Methodist New Connexion Bethel Chapel, Hall Ing Lane, Wood Royd, Honley
- location: Hall Ing Lane, Wood Royd, Honley
- status: still exists but now in different use
- category: church or chapel
The History of Honley and its Hamlets from the Earliest Time to the Present (1914) by Mary A. Jagger:
This Chapel is named Bethel, and has a Sunday School and Burial Ground attached. With its dark yew tree overshadowing the small “God’s acre” the Chapel is situated amidst picturesque scenery, and old world surroundings. Its building was also the outcome of the great religious revival which swept over the country after Wesley’s preaching. Mention is made of the Haighs in Hall Ing history. One, Thomas Haigh, born in 1749, was the founder of the Methodist cause in this corner of Honley township. A young man of wealth and standing, he indulged in sports and pastimes common at that period amongst his class. His mother was a pious and God-fearing woman regularly attending the Ministry of the Rev. H. Venn, at Huddersfield. One of the numerous converts of Whitefield and Wesley was a stone-mason of the name of John Nelson, residing at Birstall, who became one of the most celebrated of the revivalist preachers of that time. At the age of 23, Thomas Haigh heard this far-famed man preach in 1770. It was the turning-point in the life of Thomas Haigh. A convert to religion, he at once desired to convert others. A class of earnest men and women was formed, and led by him, prayer-meetings were held in his own house at Gynn, to which reference is made under the head of “Old Houses.” Afterwards meetings were held at Hall Ing, and in a cottage at Wood Royd Mill, which was the property of the Haigh family at the time. It is mentioned also that he preached at Farnley Tyas upon Easter Sunday in 1780 to a large assembly of people. He had a fervent co-worker in his son, Joseph Haigh, who purchased the Hall Ing property in 1851.

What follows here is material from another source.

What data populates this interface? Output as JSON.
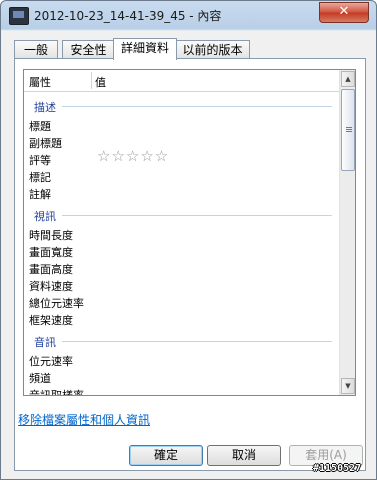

The Methodist New Connexion body was formed in 1797, having seceded from the parent Wesleyan body. Thomas Haigh and his son Joseph at once joined the new society, both having taken a foremost part in its institution. When Thomas Haigh was called to his rest, the good work begun by him was carried on by his son Joseph. The latter set apart ground at Wood Royd, for the purpose of building a Chapel. The foundation stone for the building was laid in April, 1840, and the Chapel was opened for service on September 23rd, 1840. Joseph Haigh defrayed the cost of erection, with the exception of subscriptions from his sons. When the foundation stone was laid, Henry Martin Haigh, a grandson of the founder, was baptized upon the stone. The first person to be interred in the peaceful burial ground was a child belonging to a member of the family. The second person was Joseph Haigh himself, whose memorial stone will keep in memory one of the old worthies of Honley.
The original doctrine of the New Connexion body underwent 1907 a change in 1907. The Union of three Methodists’ Societies took place at that time, and are named “The United Methodist Church.” The members of Wood Royd Chapel are now joined to this Union. The Jubilee of the Chapel was celebrated on October 11th, 12th and 13th, 1890, when a three days’ festival, both of a religious and social character, marked the interesting event. The name of Mr. and Mrs. Henderson and family have long been closely and honourably connected with this Chapel and its good work. I am indebted to Mr. and Mrs, Henderson for supplying me with particulars regarding both Chapel and Sunday School. Mrs. Henderson is a granddaughter of the late Mr. Joseph Haigh, and still resides near the old homestead.